Malians are optimistic about the direction of their country after last year’s election of President Ibrahim Boubacar Keita, according to an Afrobarometer survey released this week.
Afrobarometer is an African-led network of social scientists that conducts regular public opinion surveys in about 35 African countries.
Mike Bratton, a lead researcher of the Mali poll says the survey showed that nearly seven out of 10 Malians (67%) say the country is moving in the right direction.
The poll was conducted in 2013 following a peace agreement that ushered in stability in parts of the country’s north that were strongholds of Islamic insurgents.
The survey, Bratton says was an effort to try and assess the state of public opinion following the peace agreement that allowed Mali’s national army to take charge of the country’s north where Islamic militants controlled.
“What we found was there has been a considerable shift in the public mood. Whereas at the end of December 2012, 75 percent of Malians thought the country was going in the wrong direction. By December 2013 67 percent or two-thirds now thought that the country was going in the right direction, and remarkably, even in the north even higher proportions thought that the country was going in the right direction,” said Bratton.
He outlined some of the reasons that led to what he described as “a rebirth of optimism” among many Malians.
“One of the main factors is safety and security,” said Bratton. “About 60 percent of Malians now think that the country as a whole is safe and secure. This contrasts very strongly with the way they felt in 2012 when only 17 percent thought the country was safe and secure. It should be noted, however that people in the north are much more cautious. Only 44 percent think the country is safe and secure.”
Political instability as well as food insecurity was the major worry Malians wanted the new administration to urgently address during the polling period, according to Bratton.
Malians, Bratton says blame the influx of foreign militants for the country’s recent crisis.
“They also mentioned other factors such as the weakness of the state and the corruption of the previous government. They also raised the issue of drug trafficking and they said both ethnic rebels and religious jihadists were involved in this drug trade,” said Bratton.

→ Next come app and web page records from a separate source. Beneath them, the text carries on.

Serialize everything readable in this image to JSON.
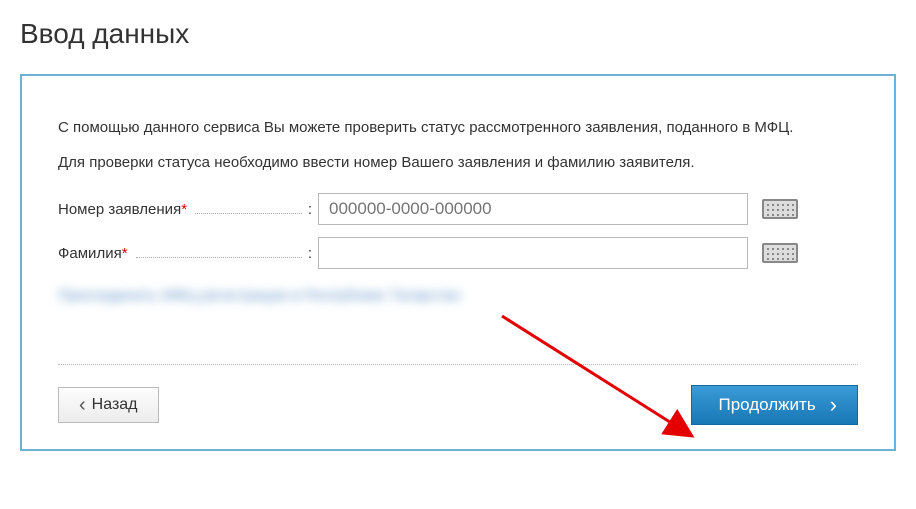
{
  "title": "Ввод данных",
  "intro": "С помощью данного сервиса Вы можете проверить статус рассмотренного заявления, поданного в МФЦ.",
  "sub": "Для проверки статуса необходимо ввести номер Вашего заявления и фамилию заявителя.",
  "form": {
    "application_number": {
      "label": "Номер заявления",
      "placeholder": "000000-0000-000000",
      "value": ""
    },
    "surname": {
      "label": "Фамилия",
      "placeholder": "",
      "value": ""
    }
  },
  "blurred_link": "Присоединить МФЦ регистрации в Республике Татарстан",
  "buttons": {
    "back": "Назад",
    "continue": "Продолжить"
  }
}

He says the survey shows that Malians are hopeful the new government will implement economic measures to improve the lives of the citizens.
Mali was plunged into crisis following the overthrow of Amadou Toumani Toure’s administration in 2012.